■ **Records shown**
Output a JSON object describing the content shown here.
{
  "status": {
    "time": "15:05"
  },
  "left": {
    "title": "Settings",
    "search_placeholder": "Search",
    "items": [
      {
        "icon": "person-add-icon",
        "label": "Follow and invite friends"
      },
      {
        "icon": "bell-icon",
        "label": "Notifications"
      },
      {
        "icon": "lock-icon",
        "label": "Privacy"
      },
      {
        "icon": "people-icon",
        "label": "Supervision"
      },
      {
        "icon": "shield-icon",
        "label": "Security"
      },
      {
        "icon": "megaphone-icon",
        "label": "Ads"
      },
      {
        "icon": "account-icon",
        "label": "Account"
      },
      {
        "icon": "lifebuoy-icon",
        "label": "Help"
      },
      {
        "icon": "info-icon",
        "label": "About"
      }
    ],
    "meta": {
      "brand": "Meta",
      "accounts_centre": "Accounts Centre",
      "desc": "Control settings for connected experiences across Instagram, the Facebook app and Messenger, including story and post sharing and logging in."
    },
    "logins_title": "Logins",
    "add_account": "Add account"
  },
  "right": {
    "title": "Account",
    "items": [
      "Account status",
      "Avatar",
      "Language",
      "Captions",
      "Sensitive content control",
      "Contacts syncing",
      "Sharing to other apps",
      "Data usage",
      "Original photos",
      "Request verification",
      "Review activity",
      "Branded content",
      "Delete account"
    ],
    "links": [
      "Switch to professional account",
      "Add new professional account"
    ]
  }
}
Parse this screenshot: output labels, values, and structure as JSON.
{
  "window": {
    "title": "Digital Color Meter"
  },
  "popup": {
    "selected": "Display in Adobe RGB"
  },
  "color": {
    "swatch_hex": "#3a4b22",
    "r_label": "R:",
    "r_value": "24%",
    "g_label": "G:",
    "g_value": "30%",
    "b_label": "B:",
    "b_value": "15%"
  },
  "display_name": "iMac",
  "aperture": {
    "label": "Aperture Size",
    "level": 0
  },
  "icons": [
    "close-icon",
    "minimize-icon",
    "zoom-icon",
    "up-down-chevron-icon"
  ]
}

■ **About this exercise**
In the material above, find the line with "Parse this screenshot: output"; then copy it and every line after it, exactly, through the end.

■ **Expected answer**
Parse this screenshot: output labels, values, and structure as JSON.
{
  "window": {
    "title": "Digital Color Meter"
  },
  "popup": {
    "selected": "Display in Adobe RGB"
  },
  "color": {
    "swatch_hex": "#3a4b22",
    "r_label": "R:",
    "r_value": "24%",
    "g_label": "G:",
    "g_value": "30%",
    "b_label": "B:",
    "b_value": "15%"
  },
  "display_name": "iMac",
  "aperture": {
    "label": "Aperture Size",
    "level": 0
  },
  "icons": [
    "close-icon",
    "minimize-icon",
    "zoom-icon",
    "up-down-chevron-icon"
  ]
}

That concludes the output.